> **Provided records**:
....
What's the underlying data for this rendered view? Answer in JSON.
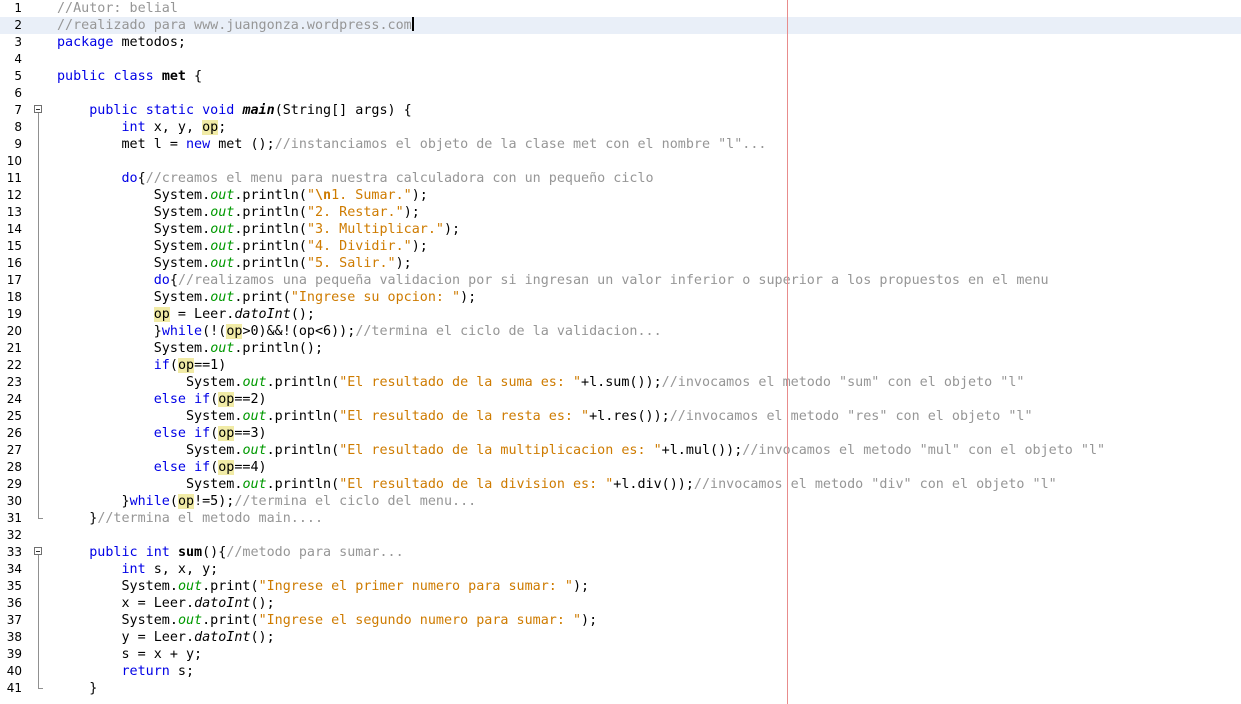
{
  "editor": {
    "current_line": 2,
    "lines": [
      {
        "n": "1",
        "t": "//Autor: belial"
      },
      {
        "n": "2",
        "t": "//realizado para www.juangonza.wordpress.com"
      },
      {
        "n": "3",
        "t": "package metodos;"
      },
      {
        "n": "4",
        "t": ""
      },
      {
        "n": "5",
        "t": "public class met {"
      },
      {
        "n": "6",
        "t": ""
      },
      {
        "n": "7",
        "t": "    public static void main(String[] args) {"
      },
      {
        "n": "8",
        "t": "        int x, y, op;"
      },
      {
        "n": "9",
        "t": "        met l = new met ();//instanciamos el objeto de la clase met con el nombre \"l\"..."
      },
      {
        "n": "10",
        "t": ""
      },
      {
        "n": "11",
        "t": "        do{//creamos el menu para nuestra calculadora con un pequeño ciclo"
      },
      {
        "n": "12",
        "t": "            System.out.println(\"\\n1. Sumar.\");"
      },
      {
        "n": "13",
        "t": "            System.out.println(\"2. Restar.\");"
      },
      {
        "n": "14",
        "t": "            System.out.println(\"3. Multiplicar.\");"
      },
      {
        "n": "15",
        "t": "            System.out.println(\"4. Dividir.\");"
      },
      {
        "n": "16",
        "t": "            System.out.println(\"5. Salir.\");"
      },
      {
        "n": "17",
        "t": "            do{//realizamos una pequeña validacion por si ingresan un valor inferior o superior a los propuestos en el menu"
      },
      {
        "n": "18",
        "t": "            System.out.print(\"Ingrese su opcion: \");"
      },
      {
        "n": "19",
        "t": "            op = Leer.datoInt();"
      },
      {
        "n": "20",
        "t": "            }while(!(op>0)&&!(op<6));//termina el ciclo de la validacion..."
      },
      {
        "n": "21",
        "t": "            System.out.println();"
      },
      {
        "n": "22",
        "t": "            if(op==1)"
      },
      {
        "n": "23",
        "t": "                System.out.println(\"El resultado de la suma es: \"+l.sum());//invocamos el metodo \"sum\" con el objeto \"l\""
      },
      {
        "n": "24",
        "t": "            else if(op==2)"
      },
      {
        "n": "25",
        "t": "                System.out.println(\"El resultado de la resta es: \"+l.res());//invocamos el metodo \"res\" con el objeto \"l\""
      },
      {
        "n": "26",
        "t": "            else if(op==3)"
      },
      {
        "n": "27",
        "t": "                System.out.println(\"El resultado de la multiplicacion es: \"+l.mul());//invocamos el metodo \"mul\" con el objeto \"l\""
      },
      {
        "n": "28",
        "t": "            else if(op==4)"
      },
      {
        "n": "29",
        "t": "                System.out.println(\"El resultado de la division es: \"+l.div());//invocamos el metodo \"div\" con el objeto \"l\""
      },
      {
        "n": "30",
        "t": "        }while(op!=5);//termina el ciclo del menu..."
      },
      {
        "n": "31",
        "t": "    }//termina el metodo main...."
      },
      {
        "n": "32",
        "t": ""
      },
      {
        "n": "33",
        "t": "    public int sum(){//metodo para sumar..."
      },
      {
        "n": "34",
        "t": "        int s, x, y;"
      },
      {
        "n": "35",
        "t": "        System.out.print(\"Ingrese el primer numero para sumar: \");"
      },
      {
        "n": "36",
        "t": "        x = Leer.datoInt();"
      },
      {
        "n": "37",
        "t": "        System.out.print(\"Ingrese el segundo numero para sumar: \");"
      },
      {
        "n": "38",
        "t": "        y = Leer.datoInt();"
      },
      {
        "n": "39",
        "t": "        s = x + y;"
      },
      {
        "n": "40",
        "t": "        return s;"
      },
      {
        "n": "41",
        "t": "    }"
      }
    ]
  },
  "colors": {
    "keyword": "#0000e6",
    "comment": "#969696",
    "string": "#ce7b00",
    "field": "#009900",
    "highlight": "#f1eba6",
    "current_line": "#e9eff8",
    "right_margin": "#e88c8c"
  },
  "icons": {
    "fold_open": "fold-collapse-icon",
    "fold_end": "fold-end-icon"
  }
}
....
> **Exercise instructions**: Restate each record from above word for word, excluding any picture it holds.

> **Your solution**:
What's the underlying data for this rendered view? Answer in JSON.
{
  "editor": {
    "current_line": 2,
    "lines": [
      {
        "n": "1",
        "t": "//Autor: belial"
      },
      {
        "n": "2",
        "t": "//realizado para www.juangonza.wordpress.com"
      },
      {
        "n": "3",
        "t": "package metodos;"
      },
      {
        "n": "4",
        "t": ""
      },
      {
        "n": "5",
        "t": "public class met {"
      },
      {
        "n": "6",
        "t": ""
      },
      {
        "n": "7",
        "t": "    public static void main(String[] args) {"
      },
      {
        "n": "8",
        "t": "        int x, y, op;"
      },
      {
        "n": "9",
        "t": "        met l = new met ();//instanciamos el objeto de la clase met con el nombre \"l\"..."
      },
      {
        "n": "10",
        "t": ""
      },
      {
        "n": "11",
        "t": "        do{//creamos el menu para nuestra calculadora con un pequeño ciclo"
      },
      {
        "n": "12",
        "t": "            System.out.println(\"\\n1. Sumar.\");"
      },
      {
        "n": "13",
        "t": "            System.out.println(\"2. Restar.\");"
      },
      {
        "n": "14",
        "t": "            System.out.println(\"3. Multiplicar.\");"
      },
      {
        "n": "15",
        "t": "            System.out.println(\"4. Dividir.\");"
      },
      {
        "n": "16",
        "t": "            System.out.println(\"5. Salir.\");"
      },
      {
        "n": "17",
        "t": "            do{//realizamos una pequeña validacion por si ingresan un valor inferior o superior a los propuestos en el menu"
      },
      {
        "n": "18",
        "t": "            System.out.print(\"Ingrese su opcion: \");"
      },
      {
        "n": "19",
        "t": "            op = Leer.datoInt();"
      },
      {
        "n": "20",
        "t": "            }while(!(op>0)&&!(op<6));//termina el ciclo de la validacion..."
      },
      {
        "n": "21",
        "t": "            System.out.println();"
      },
      {
        "n": "22",
        "t": "            if(op==1)"
      },
      {
        "n": "23",
        "t": "                System.out.println(\"El resultado de la suma es: \"+l.sum());//invocamos el metodo \"sum\" con el objeto \"l\""
      },
      {
        "n": "24",
        "t": "            else if(op==2)"
      },
      {
        "n": "25",
        "t": "                System.out.println(\"El resultado de la resta es: \"+l.res());//invocamos el metodo \"res\" con el objeto \"l\""
      },
      {
        "n": "26",
        "t": "            else if(op==3)"
      },
      {
        "n": "27",
        "t": "                System.out.println(\"El resultado de la multiplicacion es: \"+l.mul());//invocamos el metodo \"mul\" con el objeto \"l\""
      },
      {
        "n": "28",
        "t": "            else if(op==4)"
      },
      {
        "n": "29",
        "t": "                System.out.println(\"El resultado de la division es: \"+l.div());//invocamos el metodo \"div\" con el objeto \"l\""
      },
      {
        "n": "30",
        "t": "        }while(op!=5);//termina el ciclo del menu..."
      },
      {
        "n": "31",
        "t": "    }//termina el metodo main...."
      },
      {
        "n": "32",
        "t": ""
      },
      {
        "n": "33",
        "t": "    public int sum(){//metodo para sumar..."
      },
      {
        "n": "34",
        "t": "        int s, x, y;"
      },
      {
        "n": "35",
        "t": "        System.out.print(\"Ingrese el primer numero para sumar: \");"
      },
      {
        "n": "36",
        "t": "        x = Leer.datoInt();"
      },
      {
        "n": "37",
        "t": "        System.out.print(\"Ingrese el segundo numero para sumar: \");"
      },
      {
        "n": "38",
        "t": "        y = Leer.datoInt();"
      },
      {
        "n": "39",
        "t": "        s = x + y;"
      },
      {
        "n": "40",
        "t": "        return s;"
      },
      {
        "n": "41",
        "t": "    }"
      }
    ]
  },
  "colors": {
    "keyword": "#0000e6",
    "comment": "#969696",
    "string": "#ce7b00",
    "field": "#009900",
    "highlight": "#f1eba6",
    "current_line": "#e9eff8",
    "right_margin": "#e88c8c"
  },
  "icons": {
    "fold_open": "fold-collapse-icon",
    "fold_end": "fold-end-icon"
  }
}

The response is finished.